The family recently exhausted their meager savings to care for Ms. Alejandre’s ailing mother-in-law, and they were trying to make the last transfer of money stretch as far as possible.
“If there aren’t remittances, there’s nothing,” Mr. Ponce said.
The uncertainty they face echoes across Mexico.
Martha Sánchez, who lives with her two young sons in Ciudad Hidalgo, a city in northeastern Michoacán, said her husband was fired last month as a hotel cleaner in Louisville, Ky. He hasn’t found another job and has not sent money home in six weeks.
Ms. Sánchez said she may be forced to start selling possessions to cover rent and food. Their car, an 18-year-old Volkswagen Jetta, may be the first thing to go, she said.
Meanwhile, she and her boys are following stay-at-home orders and hunkering down in their small apartment, trying to stay safe.
“If it’s not the virus, it’s the economy,” she sighed.
Guilt weighs heavily on migrants who have seen their jobs vanish and now have to tell relatives back home they have nothing to send.
César, 42, a Mexican migrant living in New York City with his wife and five children, lost his job as a restaurant line cook more than a month ago.
He, along with two sisters and a brother who also live in the United States, had been supporting their mother in the state of Puebla. But his sisters also lost their jobs, and now there is a lot less money to send home.
“You feel a little bad for your families,” lamented César, who asked that he only be partially identified because of his undocumented status. “It’s affecting all of us who have moved here.”
In the face of bleak employment prospects, some migrants have decided to return home; Ms. Alejandre said her husband is considering this.

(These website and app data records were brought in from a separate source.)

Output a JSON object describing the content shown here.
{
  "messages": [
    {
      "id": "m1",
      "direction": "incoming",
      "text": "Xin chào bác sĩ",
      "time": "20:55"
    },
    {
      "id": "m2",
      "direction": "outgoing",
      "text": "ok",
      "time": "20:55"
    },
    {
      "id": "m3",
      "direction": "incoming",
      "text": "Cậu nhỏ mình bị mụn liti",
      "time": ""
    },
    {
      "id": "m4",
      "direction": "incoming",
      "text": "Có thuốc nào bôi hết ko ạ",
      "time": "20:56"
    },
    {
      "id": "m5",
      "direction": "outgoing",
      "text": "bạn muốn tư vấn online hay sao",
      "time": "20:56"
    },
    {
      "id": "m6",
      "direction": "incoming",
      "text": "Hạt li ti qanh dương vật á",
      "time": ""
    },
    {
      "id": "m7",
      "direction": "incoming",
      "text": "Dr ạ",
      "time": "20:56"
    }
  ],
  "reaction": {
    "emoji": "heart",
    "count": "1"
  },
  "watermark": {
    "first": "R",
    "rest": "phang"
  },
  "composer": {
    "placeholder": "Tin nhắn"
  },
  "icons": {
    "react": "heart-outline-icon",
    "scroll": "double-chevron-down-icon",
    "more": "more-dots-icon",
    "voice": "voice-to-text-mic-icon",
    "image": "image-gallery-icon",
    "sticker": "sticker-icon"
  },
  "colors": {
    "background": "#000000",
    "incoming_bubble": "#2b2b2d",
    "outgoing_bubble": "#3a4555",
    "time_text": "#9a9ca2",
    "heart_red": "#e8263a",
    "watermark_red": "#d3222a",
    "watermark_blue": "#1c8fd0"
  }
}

“His being here would be good for us as a family, but economically very bad,” she said, adding that they’re hoping the American economy starts to rebound soon.
“He’s going to wait a few more days and see what happens.”